The batting order the Texas Rangers used in all three of their playoff games earlier this month featured soon-to-be free agents in the first three spots, and the seven-hole hitter in two of the games is also going to be a free agent.
For those scoring at home, that’s significant.
Ian Desmond, Carlos Gomez, Carlos Beltran and Mitch Moreland could all be elsewhere in 2017, replaced by young players in the system or free agents. It seems highly unlikely that all four are re-signed.
But Desmond and Gomez rate as the two players most likely to return as each can capably play the position that rates behind only starting pitching on the Rangers’ winter list of priorities — center field.
They share similarities besides their primary position and their roster status. Each is athletic and can hit for power. Each is a plus-runner and has plus-arm.
Then, there’s this: Each player’s Rangers fate will in part be determined by “resource allocation” as rotation help remains the top priority.
“I spent a lot more time around Ian than Carlos,” general manager Jon Daniels said. “I’m really impressed with who Ian is as a person and the consistency he brought from that standpoint. Carlos has more experience in center field.
“They have kind of a similar profile. They both do a lot of different things.”
The Rangers continued their pro-scouting meetings Wednesday at the Surprise Recreation Campus, pausing at lunchtime to eat and to watch left-handed prospect Brett Martin pitch in the Arizona Fall League against a team that featured Tim Tebow.
Martin arguably has become the Rangers’ top pitching prospect after a series of trades sent former first-rounders packing. Chi Chi Gonzalez and Nick Martinez, technically no longer prospects, didn’t do much with the big-league opportunities they were given in 2016.

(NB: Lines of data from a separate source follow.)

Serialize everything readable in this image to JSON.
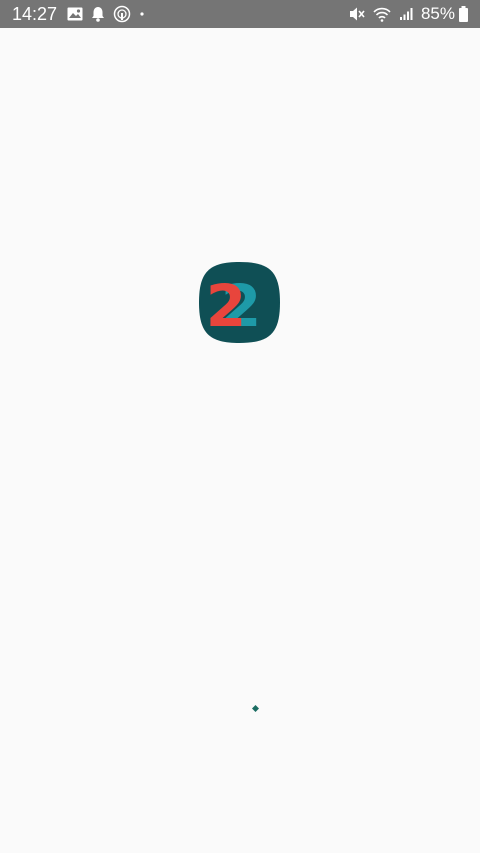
{
  "status_bar": {
    "time": "14:27",
    "battery_percent": "85%",
    "icons_left": [
      "image-icon",
      "notification-bell-icon",
      "hotspot-icon",
      "more-dot-icon"
    ],
    "icons_right": [
      "mute-icon",
      "wifi-icon",
      "signal-icon",
      "battery-icon"
    ]
  },
  "splash": {
    "logo_digits": [
      "2",
      "2"
    ],
    "logo_colors": {
      "background": "#0f4f55",
      "first_digit": "#e8453c",
      "second_digit": "#1e9aa8"
    },
    "loading_indicator_color": "#1b6d62"
  }
}
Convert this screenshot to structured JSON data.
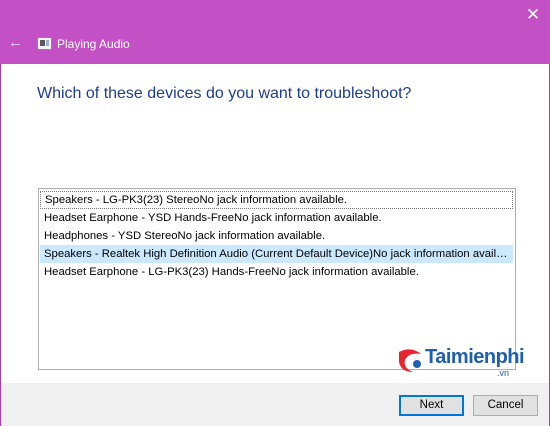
{
  "window": {
    "title": "Playing Audio",
    "close_glyph": "✕",
    "back_glyph": "←",
    "accent_color": "#c450c5"
  },
  "main": {
    "heading": "Which of these devices do you want to troubleshoot?",
    "devices": [
      "Speakers - LG-PK3(23) StereoNo jack information available.",
      "Headset Earphone - YSD Hands-FreeNo jack information available.",
      "Headphones - YSD StereoNo jack information available.",
      "Speakers - Realtek High Definition Audio (Current Default Device)No jack information available.",
      "Headset Earphone - LG-PK3(23) Hands-FreeNo jack information available."
    ],
    "focused_index": 0,
    "selected_index": 3
  },
  "watermark": {
    "brand": "Taimienphi",
    "suffix": ".vn"
  },
  "footer": {
    "next_label": "Next",
    "cancel_label": "Cancel"
  }
}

Starting pitching will consume most of the Rangers’ available funds this off-season, a budget that includes $8.75 million in insurance proceeds for Prince Fielder’s career-ending injury and a $6 million payment the Detroit Tigers owe on Fielder’s contract.
In theory, that $14.75 million, which grows to $15.75 million in 2019 and 2020, could pay the bulk of Desmond’s annual contract through 2020, when Fielder’s contract expires.
Desmond, an All-Star who tailed off in the second half, batted .285 with 22 homers, 86 RBIs, 21 steals and a team-high 107 runs while playing an entirely new position.
Gomez batted .284 with eight homers and 24 RBIs in 33 games to end the season after the Rangers picked him off the free-agent trash heap following his release by the Houston Astros. He managed to restore some of his value ahead of free agency.
So, maybe the Fielder insurance money goes to help sign Gomez and Beltran. Maybe the Rangers re-sign Desmond and Gomez and make Shin-Soo Choo, who was on the disabled list four times in 2016, primarily a designated hitter.
The Rangers are also considering not having a primary DH and using the spot to cycle players through for quasi-rest days.
“I’d prefer not to have a set DH,” Daniels said of an idea also backed by manager Jeff Banister. “Some of it is going to depend on health and what all we do. I think [Choo] takes a lot of pride in going out there defensively, but we need his bat in the lineup. That’s the priority.”
If neither Desmond or Gomez is re-signed, Delino DeSheilds would become the center fielder. DeShields was the Opening Day center fielder in 2016 but fizzled after his breakthrough rookie season in 2015.
The Rangers still like DeShields, who makes a difference with his speed but needs to focus on hitting gap to gap and finding ways to get on base. DeShields is playing for Obregon in the Mexican Pacific League.
“He could be a real piece, whether that’s in left or center,” Daniels said. “Somewhere along the way, that intensity and focus was lacking, and he’ll be the first one to say it. It was a learning experience. I expect him to come back better.”
DeShields, who isn’t even arbitration-eligible yet, will be back in 2017. The Rangers are trying to determine if Desmond and Gomez will be back, too.